Emails that have been published as part of the Epic Games v. Apple trial have revealed that back in 2015, 128 million iOS users installed 2,500+ infected apps that were affected by the XcodeGhost malware. The malware was placed inside apps that appeared to be legitimate and at the time it was believed to be the largest hack against iPhone users based on the number of people affected. Of the aforementioned 128 million users impacted, 18 million were from the U.S.
128 million iOS users installed 2500+ malware infected apps in 2015 including popular titles like WeChat and Angry Birds 2
One of the apps filled with malware was the Angry Birds 2 game
The malware was supposed to be able to grab personal information from victims including the name of the infected app, the name and type of the device, network information and more. In its FAQ site, Apple wrote, “we’re not aware of personally identifiable customer data being impacted and the code also did not have the ability to request customer credentials to gain iCloud and other service passwords,” and that the “malicious code could only have been able to deliver some general information such as the apps and general system information.”
Other emails indicated that Apple was trying to figure out the importance of the hack, and how it would tell the victims about it. Matt Fischer, Apple’s vice president for the App Store, wondered whether Apple wanted to send an email to all of its customers affected by the hack. Fischer wrote, “Note that this will pose some challenges in terms of language localizations of the email, since the downloads of these apps took place in a wide variety of App Store storefronts around the world.”
Security firm Lookout said at the time that, “XcodeGhost’s creators repackaged Xcode installers with the malicious code and published links to the installer on many popular forums for iOS/OS X developers.” Lookout explained that “Developers were enticed into downloading this tampered version of Xcode because it would download much faster in China than the official version of Xcode from Apple’s Mac App Store.”

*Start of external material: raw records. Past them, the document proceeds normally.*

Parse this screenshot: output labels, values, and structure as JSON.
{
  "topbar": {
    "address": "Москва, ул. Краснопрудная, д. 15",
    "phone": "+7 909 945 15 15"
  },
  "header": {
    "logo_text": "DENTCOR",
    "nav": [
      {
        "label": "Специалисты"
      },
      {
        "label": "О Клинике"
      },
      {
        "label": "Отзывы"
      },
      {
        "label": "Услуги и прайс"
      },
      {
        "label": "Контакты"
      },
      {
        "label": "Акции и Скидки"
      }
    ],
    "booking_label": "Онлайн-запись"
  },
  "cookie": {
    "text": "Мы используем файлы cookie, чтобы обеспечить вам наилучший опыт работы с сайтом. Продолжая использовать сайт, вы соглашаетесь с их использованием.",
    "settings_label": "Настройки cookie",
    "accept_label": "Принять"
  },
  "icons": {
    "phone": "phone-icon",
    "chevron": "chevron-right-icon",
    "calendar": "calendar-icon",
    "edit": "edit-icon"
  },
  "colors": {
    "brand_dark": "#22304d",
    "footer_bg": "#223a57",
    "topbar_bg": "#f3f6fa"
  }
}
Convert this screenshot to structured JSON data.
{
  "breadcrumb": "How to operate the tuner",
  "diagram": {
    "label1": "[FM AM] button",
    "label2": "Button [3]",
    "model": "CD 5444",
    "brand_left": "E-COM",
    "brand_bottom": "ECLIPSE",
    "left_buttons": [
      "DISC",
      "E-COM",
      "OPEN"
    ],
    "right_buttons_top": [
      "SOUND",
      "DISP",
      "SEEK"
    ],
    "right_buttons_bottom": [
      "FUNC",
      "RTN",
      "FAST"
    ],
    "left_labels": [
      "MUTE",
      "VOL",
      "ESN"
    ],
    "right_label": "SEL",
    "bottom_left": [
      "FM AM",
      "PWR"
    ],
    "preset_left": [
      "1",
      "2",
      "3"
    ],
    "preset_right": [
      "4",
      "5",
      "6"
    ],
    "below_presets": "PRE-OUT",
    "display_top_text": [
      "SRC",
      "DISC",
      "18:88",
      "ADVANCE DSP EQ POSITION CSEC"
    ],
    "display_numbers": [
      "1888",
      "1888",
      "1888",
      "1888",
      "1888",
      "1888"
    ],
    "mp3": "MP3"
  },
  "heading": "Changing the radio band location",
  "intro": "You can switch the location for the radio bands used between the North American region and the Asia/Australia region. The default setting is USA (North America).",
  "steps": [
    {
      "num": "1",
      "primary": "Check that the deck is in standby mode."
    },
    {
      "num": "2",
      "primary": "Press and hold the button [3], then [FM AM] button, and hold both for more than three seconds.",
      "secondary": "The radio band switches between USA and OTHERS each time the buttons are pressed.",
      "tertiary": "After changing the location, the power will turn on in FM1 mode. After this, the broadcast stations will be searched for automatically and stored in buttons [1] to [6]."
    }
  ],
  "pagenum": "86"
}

Some of the apps that contained the XcodeGhost malware included popular titles at the time such as WeChat, and the Chinese version of Angry Birds 2. While the malware did impact a large number of users, the malware itself was not considered sophisticated or dangerous.